Pick any subplot and underdevelopment can be felt. Maybe Elise’s confrontation with KeyFace – Javier Botet’s emaciated key-fingered apparition with flesh peeled back from above his mouth – and how it ends with little conflict. Or Elise’s father Gerald, who’s troublesome history comes with realizations but never a true explanation given possibly possessive events. Maybe niece Imogen (Caitlin Gerard), who just happens to waltz into Elise’s life with a similar power – or Christian’s silly decision to enter the very house he was so afraid of for so long (now strung with police tape). Unlike previous films, Insidious: The Last Key forces paranormal outbursts where past chapters managed a more natural, terrifically-tense sequence of events.
That said, a few stand-out moments prove Robitel can master the art of horror manipulation (which is no shock after directing The Taking of Deborah Logan). Some jump scares are projected a mile away, while others – specifically Elise’s fan duct encounter – throw numerous distracting voices before delivering a prime genre jump. It’s not quite enough for tried-and-true fans who yearn for a savage horror beatdown, but those who wince even at the creek of a floorboard will have plenty to hide from. Although, “die hard” fans *will* dig a tremendous realization that could be my favorite subversion of haunted house generics I’ve seen in quite some time – credit to Whannell’s dark imagination – so it’s not all a familiar trod. Just…more than we’d like.
Devout fans of the Insidious films, expect to be underwhelmed by Insidious: The Last Key. Period aesthetics do little for atmosphere where Annabelle: Creation and Ouija: Origin of Evil exude an era’s fears, and Robitel’s “Further” development is rather flat and one-dimensional. I love when ghost stories encompass this grand idea of infinite spirits interacting in afterlife realms, but too many questions are left open here to truly appreciate Wan’s ever-growing brainchild for a fourth go-around.

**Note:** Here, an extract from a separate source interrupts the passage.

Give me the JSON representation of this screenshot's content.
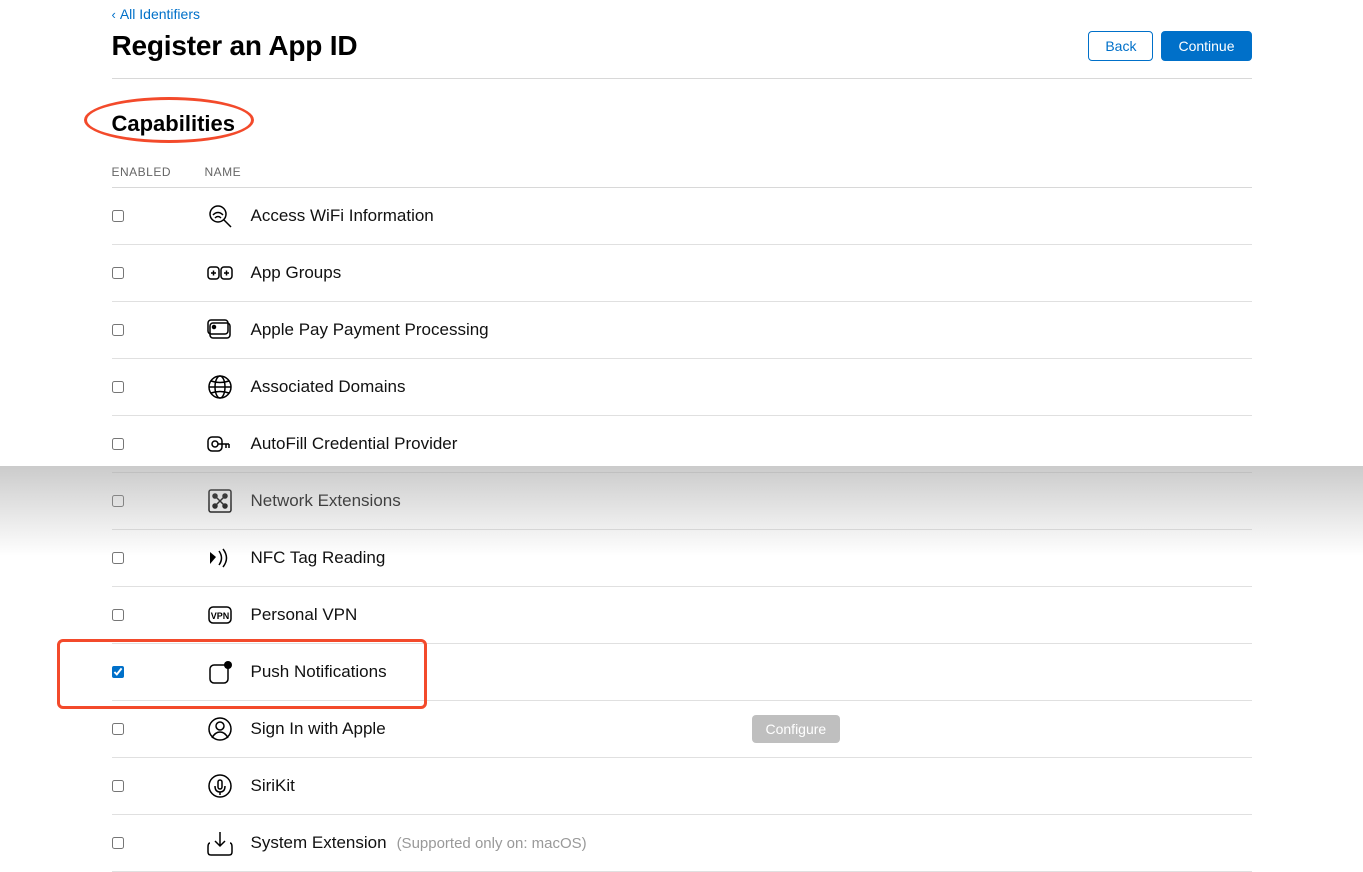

It almost feels, in a way, that Insidious is collapsing in on itself, buried under story complications that’ve grown too unwieldy – maybe this tower of terror has been erected as high as it can go?
Though not a terrible film, Insidious: The Last Key fails to live up to the franchise's high standards.